Exercise directions: Pull out from the material below all lines with "Contact".

══ Source material

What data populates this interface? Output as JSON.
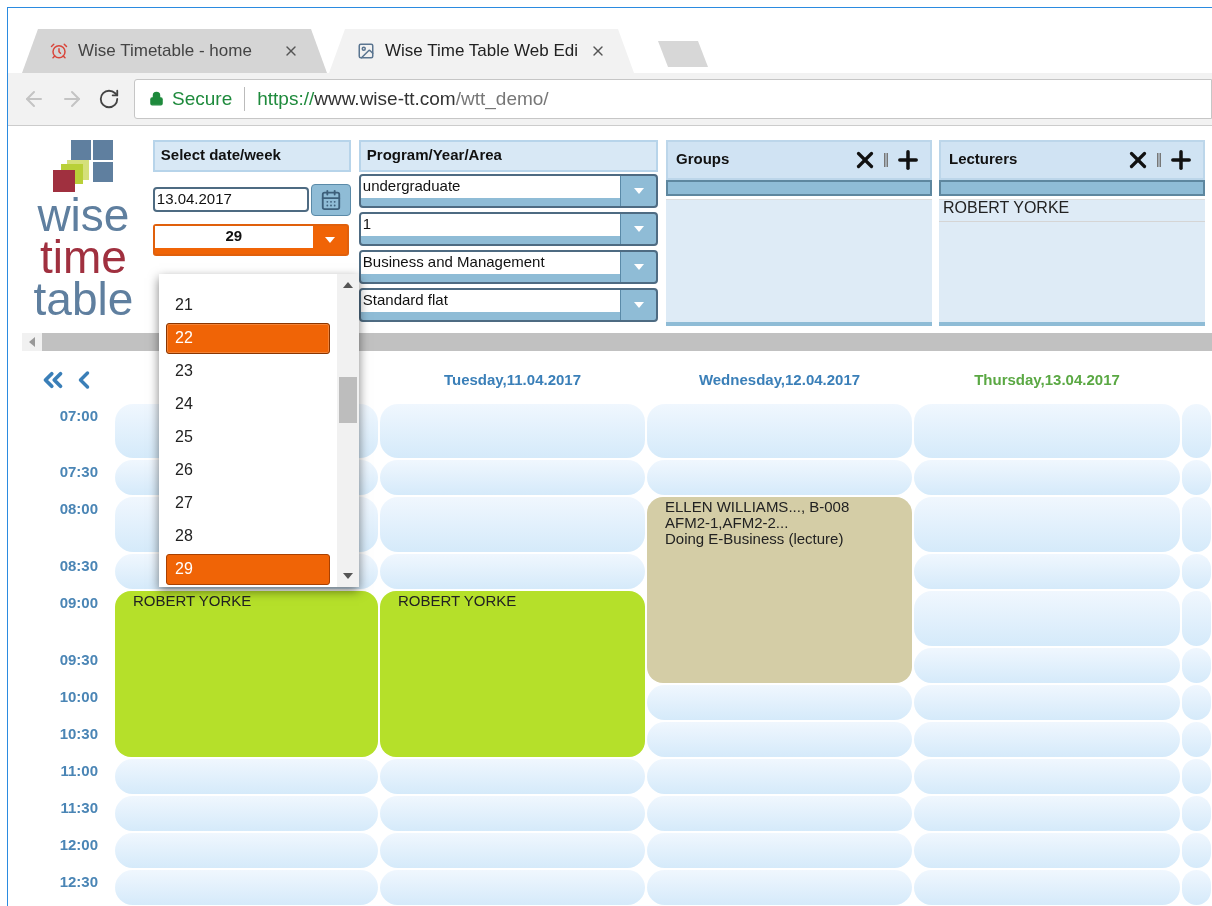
{
  "browser": {
    "tabs": [
      {
        "title": "Wise Timetable - home",
        "selected": false
      },
      {
        "title": "Wise Time Table Web Edi",
        "selected": true
      }
    ],
    "secure_label": "Secure",
    "url": [
      "https://",
      "www.wise-tt.com",
      "/wtt_demo/"
    ]
  },
  "logo": [
    "wise",
    "time",
    "table"
  ],
  "date_panel": {
    "title": "Select date/week",
    "date": "13.04.2017",
    "week": "29",
    "week_options": [
      {
        "label": "21",
        "selected": false,
        "hovered": false
      },
      {
        "label": "22",
        "selected": false,
        "hovered": true
      },
      {
        "label": "23",
        "selected": false,
        "hovered": false
      },
      {
        "label": "24",
        "selected": false,
        "hovered": false
      },
      {
        "label": "25",
        "selected": false,
        "hovered": false
      },
      {
        "label": "26",
        "selected": false,
        "hovered": false
      },
      {
        "label": "27",
        "selected": false,
        "hovered": false
      },
      {
        "label": "28",
        "selected": false,
        "hovered": false
      },
      {
        "label": "29",
        "selected": true,
        "hovered": false
      }
    ]
  },
  "program_panel": {
    "title": "Program/Year/Area",
    "selects": [
      "undergraduate",
      "1",
      "Business and Management",
      "Standard flat"
    ]
  },
  "list_panels": [
    {
      "title": "Groups"
    },
    {
      "title": "Lecturers",
      "items": [
        "ROBERT YORKE"
      ]
    }
  ],
  "times": [
    "07:00",
    "07:30",
    "08:00",
    "08:30",
    "09:00",
    "09:30",
    "10:00",
    "10:30",
    "11:00",
    "11:30",
    "12:00",
    "12:30"
  ],
  "days": [
    {
      "slots": [
        {
          "kind": "free"
        },
        {
          "kind": "free"
        },
        {
          "kind": "free"
        },
        {
          "kind": "free"
        },
        {
          "kind": "lesson",
          "lines": [
            "ROBERT YORKE"
          ],
          "color": "#b5e02a"
        },
        {
          "kind": "continued"
        },
        {
          "kind": "continued"
        },
        {
          "kind": "continued"
        },
        {
          "kind": "free"
        },
        {
          "kind": "free"
        },
        {
          "kind": "free"
        },
        {
          "kind": "free"
        }
      ]
    },
    {
      "header": "Tuesday,11.04.2017",
      "today": false,
      "slots": [
        {
          "kind": "free"
        },
        {
          "kind": "free"
        },
        {
          "kind": "free"
        },
        {
          "kind": "free"
        },
        {
          "kind": "lesson",
          "lines": [
            "ROBERT YORKE"
          ],
          "color": "#b5e02a"
        },
        {
          "kind": "continued"
        },
        {
          "kind": "continued"
        },
        {
          "kind": "continued"
        },
        {
          "kind": "free"
        },
        {
          "kind": "free"
        },
        {
          "kind": "free"
        },
        {
          "kind": "free"
        }
      ]
    },
    {
      "header": "Wednesday,12.04.2017",
      "today": false,
      "slots": [
        {
          "kind": "free"
        },
        {
          "kind": "free"
        },
        {
          "kind": "lesson",
          "lines": [
            "ELLEN WILLIAMS..., B-008",
            "AFM2-1,AFM2-2...",
            "Doing E-Business (lecture)"
          ],
          "color": "#d4cda6"
        },
        {
          "kind": "continued"
        },
        {
          "kind": "continued"
        },
        {
          "kind": "continued"
        },
        {
          "kind": "free"
        },
        {
          "kind": "free"
        },
        {
          "kind": "free"
        },
        {
          "kind": "free"
        },
        {
          "kind": "free"
        },
        {
          "kind": "free"
        }
      ]
    },
    {
      "header": "Thursday,13.04.2017",
      "today": true,
      "slots": [
        {
          "kind": "free"
        },
        {
          "kind": "free"
        },
        {
          "kind": "free"
        },
        {
          "kind": "free"
        },
        {
          "kind": "free"
        },
        {
          "kind": "free"
        },
        {
          "kind": "free"
        },
        {
          "kind": "free"
        },
        {
          "kind": "free"
        },
        {
          "kind": "free"
        },
        {
          "kind": "free"
        },
        {
          "kind": "free"
        }
      ]
    },
    {
      "slots": [
        {
          "kind": "free"
        },
        {
          "kind": "free"
        },
        {
          "kind": "free"
        },
        {
          "kind": "free"
        },
        {
          "kind": "free"
        },
        {
          "kind": "free"
        },
        {
          "kind": "free"
        },
        {
          "kind": "free"
        },
        {
          "kind": "free"
        },
        {
          "kind": "free"
        },
        {
          "kind": "free"
        },
        {
          "kind": "free"
        }
      ]
    }
  ]
}
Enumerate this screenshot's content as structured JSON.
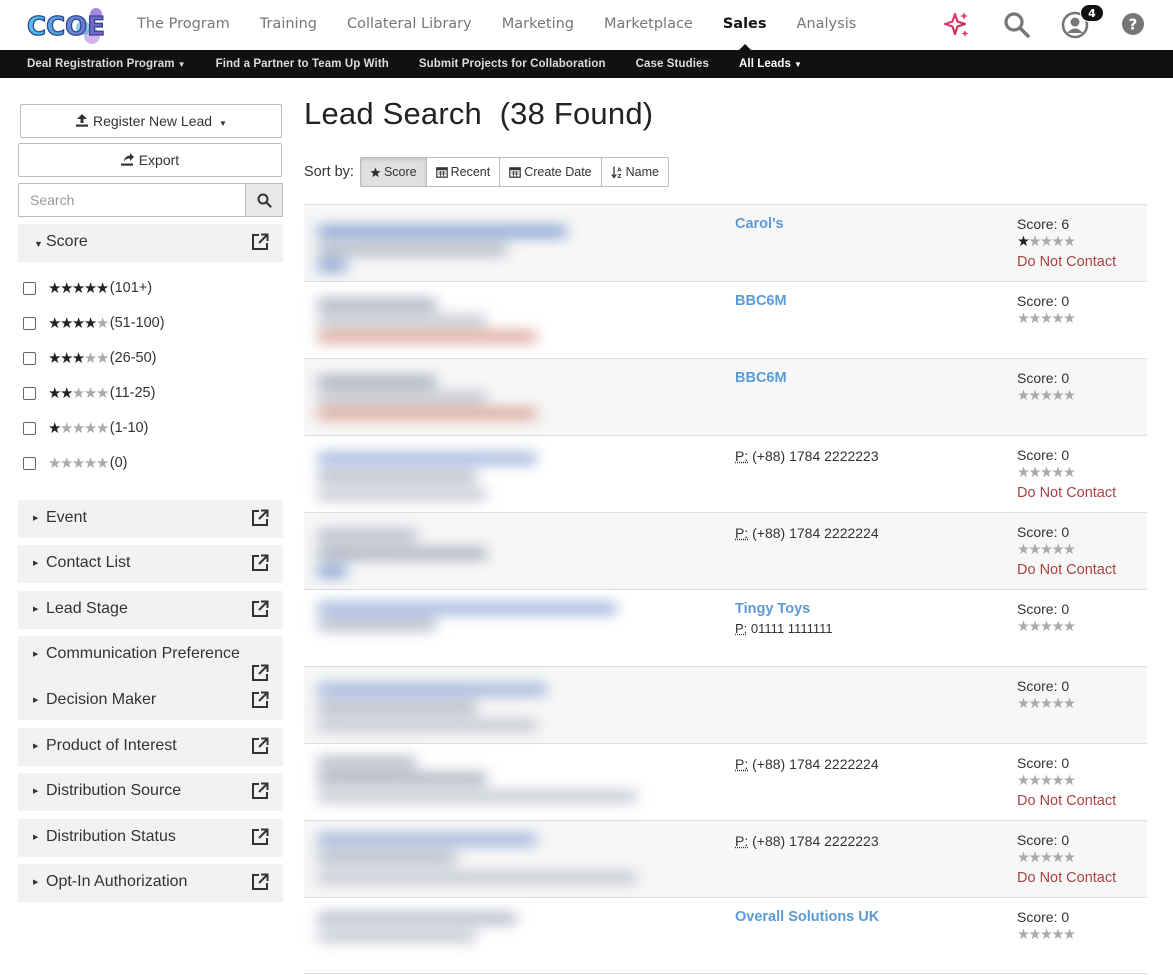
{
  "brand": {
    "logo_text": "CCOE"
  },
  "nav": {
    "items": [
      {
        "label": "The Program"
      },
      {
        "label": "Training"
      },
      {
        "label": "Collateral Library"
      },
      {
        "label": "Marketing"
      },
      {
        "label": "Marketplace"
      },
      {
        "label": "Sales"
      },
      {
        "label": "Analysis"
      }
    ],
    "active": "Sales",
    "notification_count": "4",
    "icons": [
      "sparkle-icon",
      "search-icon",
      "user-icon",
      "help-icon"
    ]
  },
  "subnav": {
    "items": [
      {
        "label": "Deal Registration Program",
        "dropdown": true
      },
      {
        "label": "Find a Partner to Team Up With",
        "dropdown": false
      },
      {
        "label": "Submit Projects for Collaboration",
        "dropdown": false
      },
      {
        "label": "Case Studies",
        "dropdown": false
      },
      {
        "label": "All Leads",
        "dropdown": true
      }
    ],
    "active": "All Leads"
  },
  "sidebar": {
    "register_label": "Register New Lead",
    "export_label": "Export",
    "search_placeholder": "Search",
    "score_facet": {
      "title": "Score",
      "options": [
        {
          "stars": 5,
          "range": "(101+)"
        },
        {
          "stars": 4,
          "range": "(51-100)"
        },
        {
          "stars": 3,
          "range": "(26-50)"
        },
        {
          "stars": 2,
          "range": "(11-25)"
        },
        {
          "stars": 1,
          "range": "(1-10)"
        },
        {
          "stars": 0,
          "range": "(0)"
        }
      ]
    },
    "facets": [
      "Event",
      "Contact List",
      "Lead Stage",
      "Communication Preference",
      "Decision Maker",
      "Product of Interest",
      "Distribution Source",
      "Distribution Status",
      "Opt-In Authorization"
    ]
  },
  "main": {
    "title": "Lead Search",
    "count_text": "(38 Found)",
    "sort_label": "Sort by:",
    "sort_options": [
      "Score",
      "Recent",
      "Create Date",
      "Name"
    ],
    "sort_active": "Score",
    "phone_prefix": "P:",
    "score_prefix": "Score:",
    "dnc_label": "Do Not Contact",
    "rows": [
      {
        "company": "Carol's",
        "phone": "",
        "score": "6",
        "stars": 1,
        "dnc": true
      },
      {
        "company": "BBC6M",
        "phone": "",
        "score": "0",
        "stars": 0,
        "dnc": false
      },
      {
        "company": "BBC6M",
        "phone": "",
        "score": "0",
        "stars": 0,
        "dnc": false
      },
      {
        "company": "",
        "phone": "(+88) 1784 2222223",
        "score": "0",
        "stars": 0,
        "dnc": true
      },
      {
        "company": "",
        "phone": "(+88) 1784 2222224",
        "score": "0",
        "stars": 0,
        "dnc": true
      },
      {
        "company": "Tingy Toys",
        "phone": "01111 1111111",
        "score": "0",
        "stars": 0,
        "dnc": false
      },
      {
        "company": "",
        "phone": "",
        "score": "0",
        "stars": 0,
        "dnc": false
      },
      {
        "company": "",
        "phone": "(+88) 1784 2222224",
        "score": "0",
        "stars": 0,
        "dnc": true
      },
      {
        "company": "",
        "phone": "(+88) 1784 2222223",
        "score": "0",
        "stars": 0,
        "dnc": true
      },
      {
        "company": "Overall Solutions UK",
        "phone": "",
        "score": "0",
        "stars": 0,
        "dnc": false
      }
    ]
  },
  "colors": {
    "link": "#5b9bd5",
    "danger": "#a94442",
    "subnav_bg": "#111111",
    "sparkle_from": "#e8336f",
    "sparkle_to": "#b3264f"
  }
}
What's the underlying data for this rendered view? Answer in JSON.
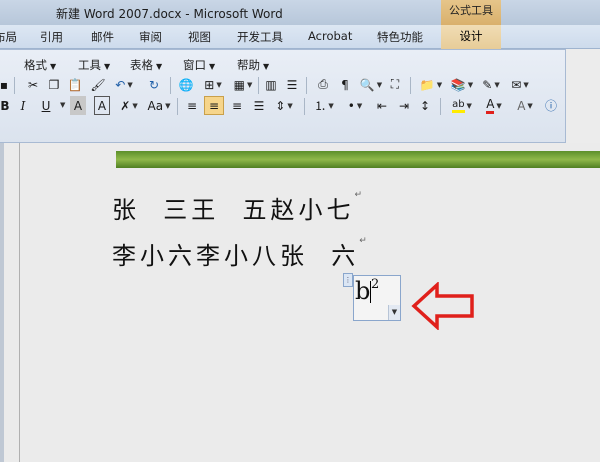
{
  "window": {
    "title": "新建 Word 2007.docx - Microsoft Word",
    "contextual_group": "公式工具"
  },
  "ribbon_tabs": [
    {
      "label": "布局"
    },
    {
      "label": "引用"
    },
    {
      "label": "邮件"
    },
    {
      "label": "审阅"
    },
    {
      "label": "视图"
    },
    {
      "label": "开发工具"
    },
    {
      "label": "Acrobat"
    },
    {
      "label": "特色功能"
    },
    {
      "label": "设计"
    }
  ],
  "menus": [
    {
      "label": "格式"
    },
    {
      "label": "工具"
    },
    {
      "label": "表格"
    },
    {
      "label": "窗口"
    },
    {
      "label": "帮助"
    }
  ],
  "toolbar": {
    "bold": "B",
    "italic": "I",
    "underline": "U",
    "char_shade": "A",
    "char_border": "A",
    "change_case": "Aa",
    "highlight": "ab",
    "font_color": "A",
    "colors": {
      "highlight": "#ffeb00",
      "font_color": "#e0201b",
      "accent": "#1f5fa8"
    }
  },
  "document": {
    "lines": [
      {
        "text": "张  三王  五赵小七"
      },
      {
        "text": "李小六李小八张  六"
      }
    ],
    "equation": {
      "base": "b",
      "superscript": "2"
    }
  },
  "annotation": {
    "arrow_color": "#e0201b"
  }
}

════

Result of this exercise:
      "Contact List",
    "dnc_label": "Do Not Contact",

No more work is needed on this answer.